### PROMPT
Copy out all lines in the data below containing the string "this".

### SUPPLIED DATA
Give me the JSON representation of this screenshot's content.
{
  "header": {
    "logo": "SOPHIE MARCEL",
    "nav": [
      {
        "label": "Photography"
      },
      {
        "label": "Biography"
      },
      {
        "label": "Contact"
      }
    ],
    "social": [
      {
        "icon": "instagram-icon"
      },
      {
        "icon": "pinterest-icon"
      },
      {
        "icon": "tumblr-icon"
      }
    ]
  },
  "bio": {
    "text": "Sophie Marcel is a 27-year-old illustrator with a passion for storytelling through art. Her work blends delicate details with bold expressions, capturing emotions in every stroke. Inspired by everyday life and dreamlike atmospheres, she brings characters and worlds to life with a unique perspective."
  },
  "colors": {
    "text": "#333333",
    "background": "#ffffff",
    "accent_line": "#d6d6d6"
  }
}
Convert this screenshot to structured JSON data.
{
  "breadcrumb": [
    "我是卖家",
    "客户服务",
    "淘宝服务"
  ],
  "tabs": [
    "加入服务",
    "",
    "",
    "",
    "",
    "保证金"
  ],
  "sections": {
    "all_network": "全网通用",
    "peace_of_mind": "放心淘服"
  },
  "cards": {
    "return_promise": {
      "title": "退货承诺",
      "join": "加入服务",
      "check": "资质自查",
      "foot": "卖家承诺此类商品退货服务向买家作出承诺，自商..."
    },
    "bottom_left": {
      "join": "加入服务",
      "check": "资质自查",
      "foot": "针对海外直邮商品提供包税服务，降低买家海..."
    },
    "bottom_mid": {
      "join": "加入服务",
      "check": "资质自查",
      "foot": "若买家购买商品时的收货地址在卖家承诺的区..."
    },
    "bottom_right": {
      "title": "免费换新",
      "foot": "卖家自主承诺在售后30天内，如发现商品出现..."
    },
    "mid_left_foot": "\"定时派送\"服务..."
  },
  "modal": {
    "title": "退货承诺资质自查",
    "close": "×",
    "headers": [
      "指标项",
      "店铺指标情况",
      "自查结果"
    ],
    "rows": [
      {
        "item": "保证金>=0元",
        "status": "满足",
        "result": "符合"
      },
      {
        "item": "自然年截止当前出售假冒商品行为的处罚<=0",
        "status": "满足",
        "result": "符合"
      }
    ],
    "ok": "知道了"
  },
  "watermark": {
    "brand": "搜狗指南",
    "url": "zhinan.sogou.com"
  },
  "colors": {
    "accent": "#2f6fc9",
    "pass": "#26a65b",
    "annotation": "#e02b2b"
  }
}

### ANSWER SPACE
Give me the JSON representation of this screenshot's content.
Convert this screenshot to structured JSON data.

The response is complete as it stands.